2. Swap toys. Most children have more toys than they need to have out on a regular basis. You may have two toy boxes and keep one in backup reserve. Then you can rotate the toys on days you don't feel well. Another option is to dig the toys from the bottom of the box, where they've probably been forgotten, and reintroduce them.

3. Hide a few new toys. Seriously, what child doesn't get more than they need at every special occasion. Pick a toy that doesn't catch their eye quite as much during the gifting frenzy and put it away. We have birthdays this weekend, so we may have an opportunity to save a few items. When you need something new to entertain them, it will be there. Granted, you can do this with practically any toy that they don't play with on a regular basis simply by hiding it for a week or two. If by some miracle you don't need to pull them out, you can always celebrate the arrival of spring!

4. Take advantage of naptime. Well, if you're lucky enough that all your little ones still nap. Put yourself to bed when they lie down and don't get up until they do, regardless of what you might feel you need to do around the house.

5. Get the family pets involved. If you have a dog who likes to play fetch, let them play in the house as a treat for the child and dog. You may be surprised how long they are entertained and how much energy they burn, making naptime that much more effective.

6. Allow untraditional play. Does your toddler always want to pull out the tupperware and wooden spoons? Let them for a day. If you have something around the house that will entertain them that they aren't usually allowed to touch, but that is really safe, indulge them and take a break.

7. If you can talk, read to them. Most older preschoolers are willing to listen to way more books that you usually want to read, but since they don't take a lot of energy on your part, indulge them.

8. Be an obstacle course. This is best for baby or smaller children, and when you don't have a stomach bug. When you want to lie down, do it in the floor and let them crawl over you. E3 loves that now and she's not so big as to be uncomfortable. When her older sisters get into the game, however, they have to be reminded to be easy.

9. Get outdoors, if the weather permits and you feel up to it. Studies have shown that light exercise and fresh air help boost your immune system, so it may actually speed your recovery. If you have children, odds are good they have a few outdoor playthings that they can enjoy while you sit in the sun. Or, as an alternative, take a walk and the activity will warm you and tire your little one.
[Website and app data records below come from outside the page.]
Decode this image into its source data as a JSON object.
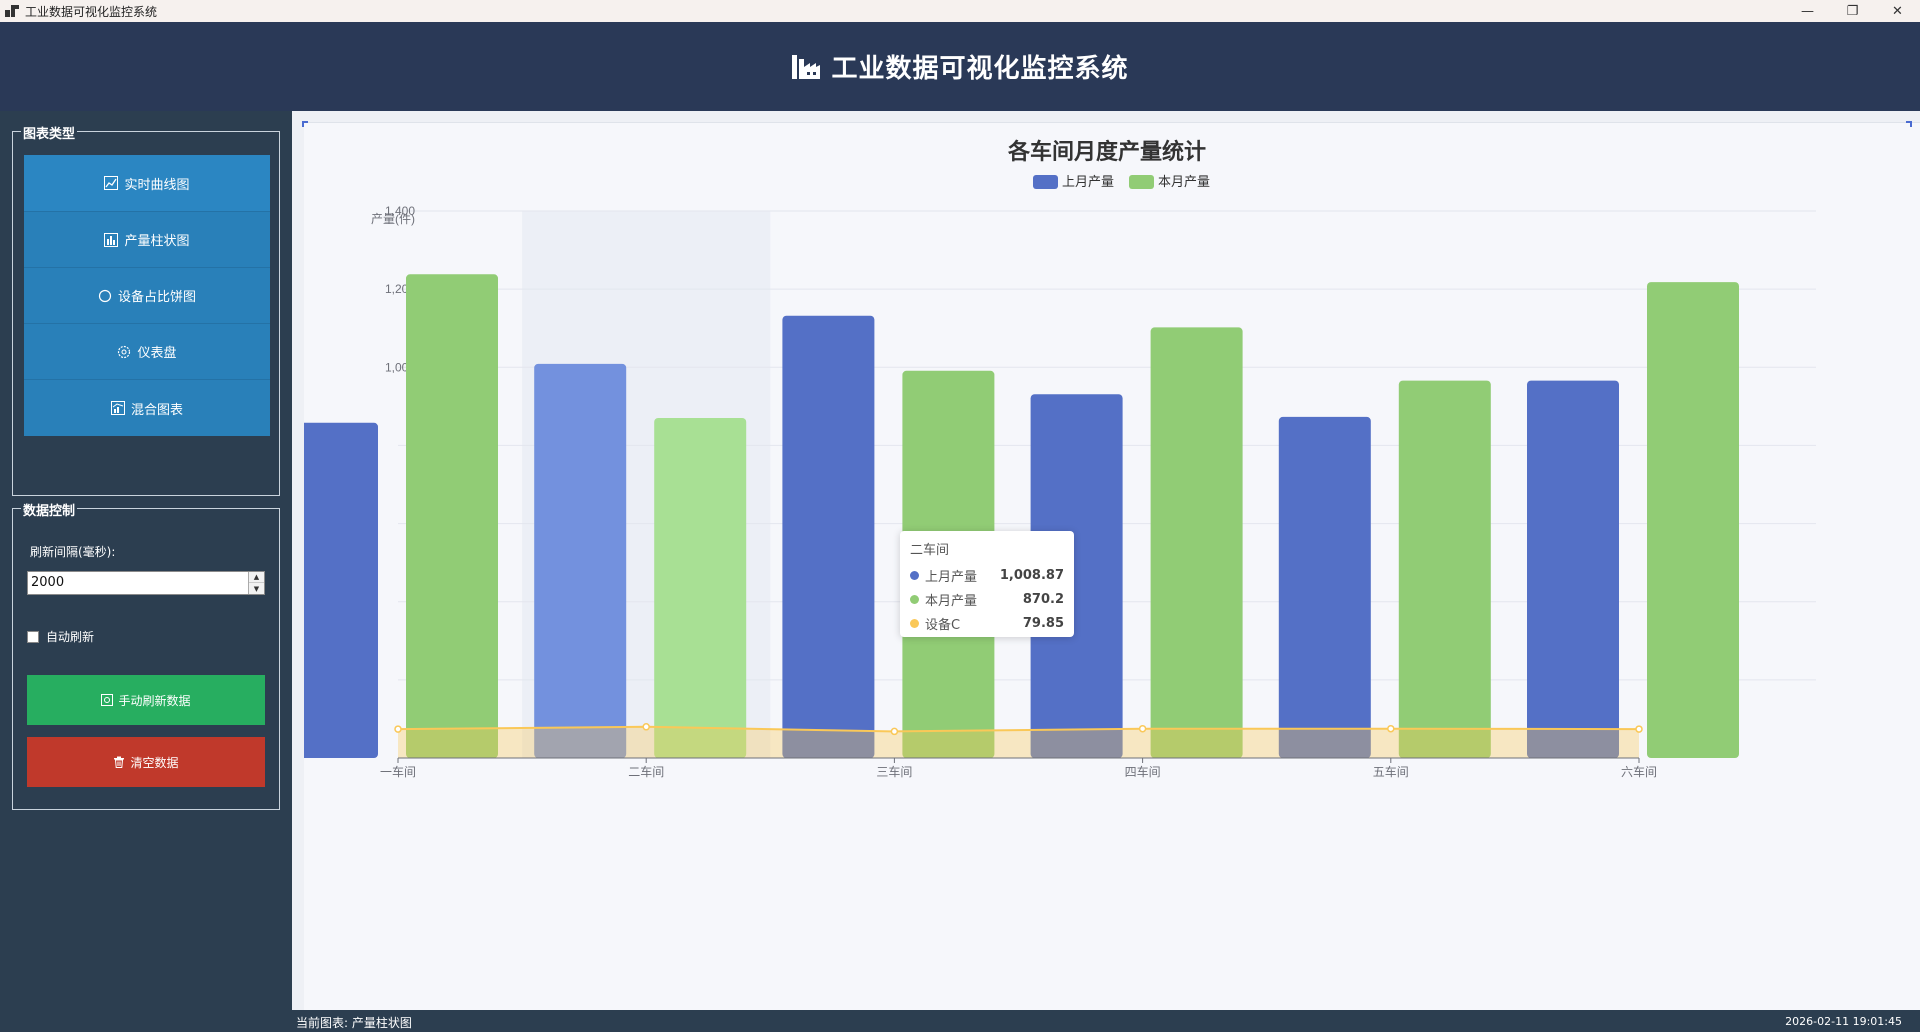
{
  "window": {
    "title": "工业数据可视化监控系统",
    "minimize": "—",
    "restore": "❐",
    "close": "✕"
  },
  "header": {
    "title": "工业数据可视化监控系统",
    "icon": "factory-icon"
  },
  "sidebar": {
    "chart_types_title": "图表类型",
    "chart_buttons": [
      {
        "label": "实时曲线图",
        "icon": "line-chart-icon"
      },
      {
        "label": "产量柱状图",
        "icon": "bar-chart-icon"
      },
      {
        "label": "设备占比饼图",
        "icon": "pie-chart-icon"
      },
      {
        "label": "仪表盘",
        "icon": "gauge-icon"
      },
      {
        "label": "混合图表",
        "icon": "mixed-chart-icon"
      }
    ],
    "data_control_title": "数据控制",
    "refresh_interval_label": "刷新间隔(毫秒):",
    "refresh_interval_value": "2000",
    "auto_refresh_label": "自动刷新",
    "auto_refresh_checked": false,
    "manual_refresh_label": "手动刷新数据",
    "clear_label": "清空数据"
  },
  "chart_data": {
    "type": "bar",
    "title": "各车间月度产量统计",
    "ylabel": "产量(件)",
    "xlabel": "",
    "ylim": [
      0,
      1400
    ],
    "yticks": [
      "1,400",
      "1,200",
      "1,000"
    ],
    "categories": [
      "一车间",
      "二车间",
      "三车间",
      "四车间",
      "五车间",
      "六车间"
    ],
    "series": [
      {
        "name": "上月产量",
        "color": "#5470c6",
        "values": [
          858,
          1008.87,
          1132,
          931,
          873,
          966
        ]
      },
      {
        "name": "本月产量",
        "color": "#91cc75",
        "values": [
          1238,
          870.2,
          991,
          1102,
          966,
          1218
        ]
      },
      {
        "name": "设备C",
        "color": "#fac858",
        "type": "area",
        "values": [
          74,
          79.85,
          68,
          75,
          75,
          74
        ]
      }
    ],
    "legend": [
      "上月产量",
      "本月产量"
    ],
    "legend_position": "top",
    "grid": true,
    "highlight_category": "二车间"
  },
  "tooltip": {
    "title": "二车间",
    "rows": [
      {
        "name": "上月产量",
        "value": "1,008.87",
        "color": "#5470c6"
      },
      {
        "name": "本月产量",
        "value": "870.2",
        "color": "#91cc75"
      },
      {
        "name": "设备C",
        "value": "79.85",
        "color": "#fac858"
      }
    ]
  },
  "status": {
    "current_chart": "当前图表: 产量柱状图",
    "timestamp": "2026-02-11 19:01:45"
  }
}
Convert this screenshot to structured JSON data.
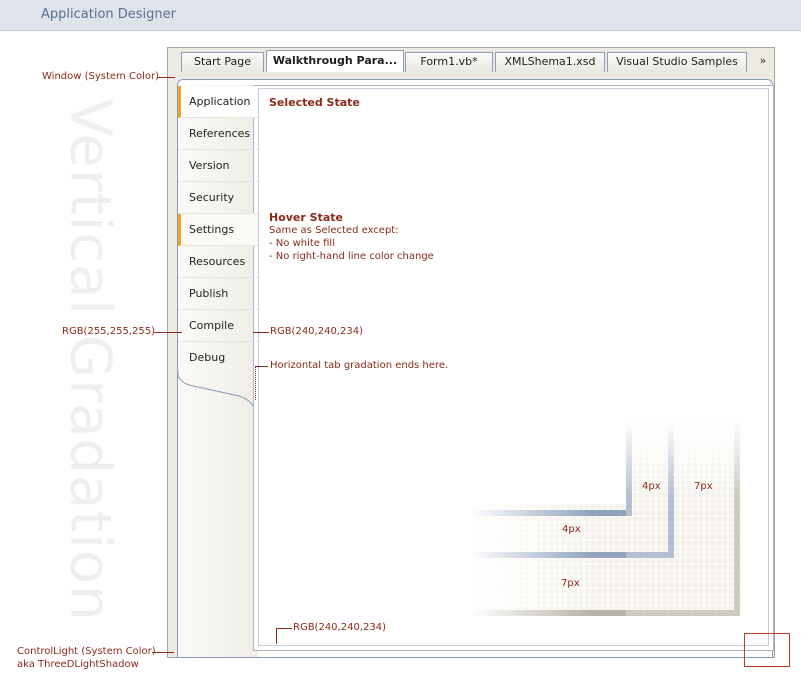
{
  "header": {
    "title": "Application Designer"
  },
  "watermark": "Vertical Gradation",
  "tabs": [
    "Start Page",
    "Walkthrough Para...",
    "Form1.vb*",
    "XMLShema1.xsd",
    "Visual Studio Samples"
  ],
  "tabs_overflow_icon": "chevron-double-down-icon",
  "side_tabs": [
    "Application",
    "References",
    "Version",
    "Security",
    "Settings",
    "Resources",
    "Publish",
    "Compile",
    "Debug"
  ],
  "selected_tab": "Application",
  "hover_tab": "Settings",
  "content": {
    "selected_title": "Selected State",
    "hover_title": "Hover State",
    "hover_desc": "Same as Selected except:",
    "hover_line1": "- No white fill",
    "hover_line2": "- No right-hand line color change"
  },
  "annotations": {
    "window": "Window (System Color)",
    "rgb_white": "RGB(255,255,255)",
    "rgb_tab": "RGB(240,240,234)",
    "gradation": "Horizontal tab gradation ends here.",
    "rgb_bottom": "RGB(240,240,234)",
    "controllight": "ControlLight (System Color)",
    "controllight2": "aka ThreeDLightShadow",
    "px_4a": "4px",
    "px_7a": "7px",
    "px_4b": "4px",
    "px_7b": "7px"
  },
  "colors": {
    "accent": "#f2a422",
    "annotation": "#8b2a19",
    "border": "#8a9ab5"
  }
}
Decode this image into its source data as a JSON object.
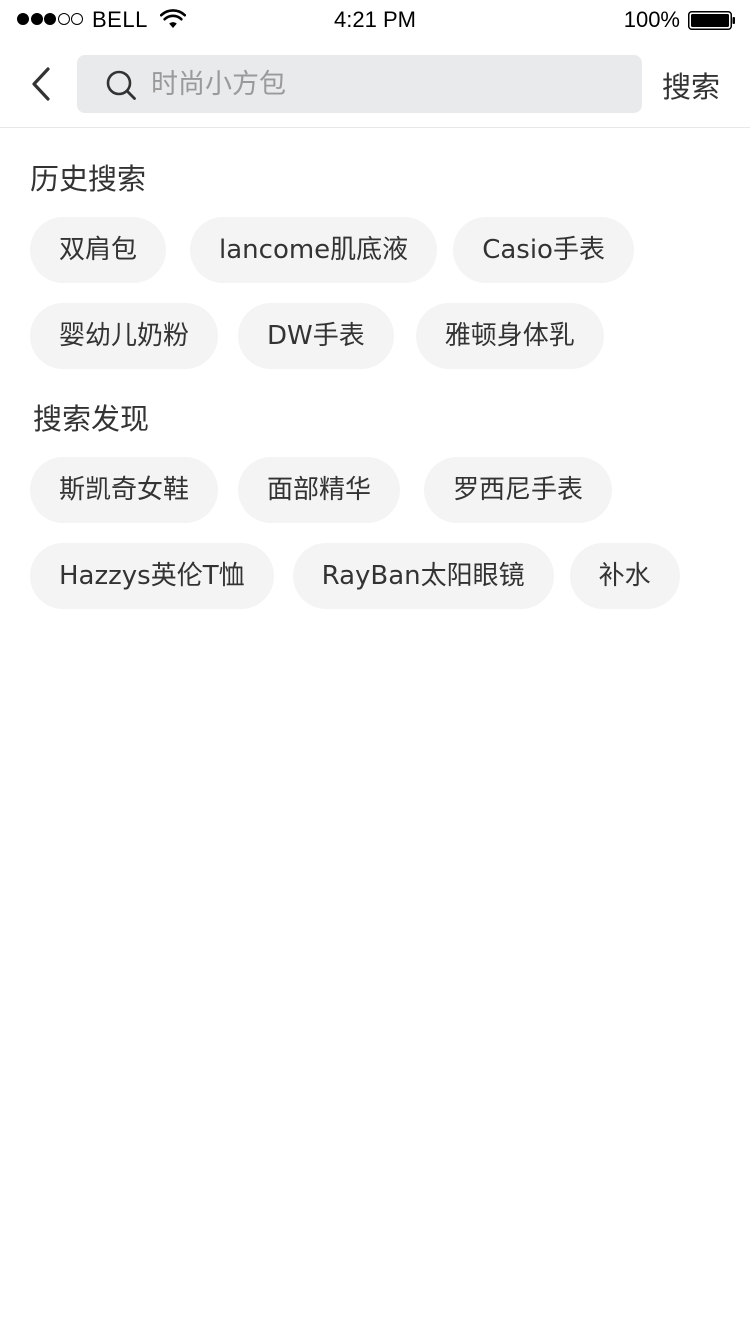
{
  "status_bar": {
    "signal_bars": [
      true,
      true,
      true,
      false,
      false
    ],
    "carrier": "BELL",
    "time": "4:21 PM",
    "battery_percent": "100%",
    "battery_level": 1.0
  },
  "nav": {
    "back_icon": "chevron-left-icon",
    "search_icon": "search-icon",
    "search_placeholder": "时尚小方包",
    "search_value": "",
    "search_button_label": "搜索"
  },
  "history": {
    "title": "历史搜索",
    "rows": [
      [
        "双肩包",
        "lancome肌底液",
        "Casio手表"
      ],
      [
        "婴幼儿奶粉",
        "DW手表",
        "雅顿身体乳"
      ]
    ]
  },
  "discover": {
    "title": "搜索发现",
    "rows": [
      [
        "斯凯奇女鞋",
        "面部精华",
        "罗西尼手表"
      ],
      [
        "Hazzys英伦T恤",
        "RayBan太阳眼镜",
        "补水"
      ]
    ]
  },
  "colors": {
    "background": "#ffffff",
    "search_box_bg": "#e9eaec",
    "tag_bg": "#f4f4f4",
    "text": "#333333",
    "placeholder": "#9a9a9a",
    "divider": "#e8e8e8"
  }
}
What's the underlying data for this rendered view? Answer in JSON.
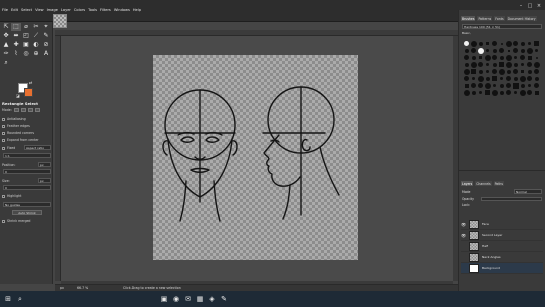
{
  "menubar": {
    "items": [
      "File",
      "Edit",
      "Select",
      "View",
      "Image",
      "Layer",
      "Colors",
      "Tools",
      "Filters",
      "Windows",
      "Help"
    ],
    "window_controls": [
      "–",
      "□",
      "×"
    ]
  },
  "toolbox": {
    "tools": [
      "⇱",
      "⬚",
      "⌀",
      "✂",
      "⌖",
      "✥",
      "⬌",
      "◰",
      "⟋",
      "✎",
      "▲",
      "✚",
      "▣",
      "◐",
      "⊘",
      "✑",
      "⌇",
      "◎",
      "⊕",
      "A",
      "⌕",
      "⋯",
      "",
      "",
      ""
    ],
    "active_tool_index": 1,
    "colors": {
      "fg": "#ffffff",
      "bg": "#e87030"
    },
    "options": {
      "title": "Rectangle Select",
      "mode_label": "Mode:",
      "antialiasing": "Antialiasing",
      "feather_edges": "Feather edges",
      "rounded_corners": "Rounded corners",
      "expand_from_center": "Expand from center",
      "fixed_label": "Fixed",
      "fixed_value": "Aspect ratio",
      "ratio_value": "1:1",
      "position_label": "Position:",
      "position_unit": "px",
      "position_value": "0",
      "size_label": "Size:",
      "size_unit": "px",
      "size_value": "0",
      "highlight": "Highlight",
      "guides_value": "No guides",
      "auto_shrink": "Auto Shrink",
      "shrink_merged": "Shrink merged"
    }
  },
  "status": {
    "unit": "px",
    "zoom": "66.7 %",
    "message": "Click-Drag to create a new selection"
  },
  "dock": {
    "top_tabs": [
      "Brushes",
      "Patterns",
      "Fonts",
      "Document History"
    ],
    "brush_filter": "Hardness 100 (51 × 51)",
    "spacing_label": "Basic,",
    "layer_tabs": [
      "Layers",
      "Channels",
      "Paths"
    ],
    "mode_label": "Mode",
    "mode_value": "Normal",
    "opacity_label": "Opacity",
    "lock_label": "Lock:",
    "layers": [
      {
        "name": "Face",
        "visible": true,
        "white": false
      },
      {
        "name": "Second Layer",
        "visible": true,
        "white": false
      },
      {
        "name": "Half",
        "visible": false,
        "white": false
      },
      {
        "name": "Neck Angles",
        "visible": false,
        "white": false
      },
      {
        "name": "Background",
        "visible": false,
        "white": true
      }
    ]
  },
  "taskbar": {
    "icons": [
      "⊞",
      "⌕",
      "▣",
      "◉",
      "✉",
      "▦",
      "◈",
      "✎"
    ]
  }
}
10. Ask for help. Oh, heaven forbid that we should admit we cannot do it all, but seriously, sometimes we can't. When Papi got home on the Friday I felt so bad, he inherited not only play, but discipline of E1 and E2. After getting tired of their bickering, he corrected them and they wound up snuggled on opposite sides of me, but at least the drama was over until Mom arrived. We do not have to be superhuman, just ask someone else to give you 30 minutes or an hour when you really need it. Maybe it's your partner, maybe a grandparent, or maybe another mom who will let you return the favor. Cut yourself a little slack and get well.

When you're sick and the little one isn't, it's really all about survival and getting better as quickly as possible, so take advantage of any trick in the book to get through the bad days. And remember that taking care of yourself is as important as taking care of them -- really -- because they can't have the best of you when you're not at your best.

1 comment:

  1. All good advice, but my favorite is #8. I would play dead and let the kids climb over me.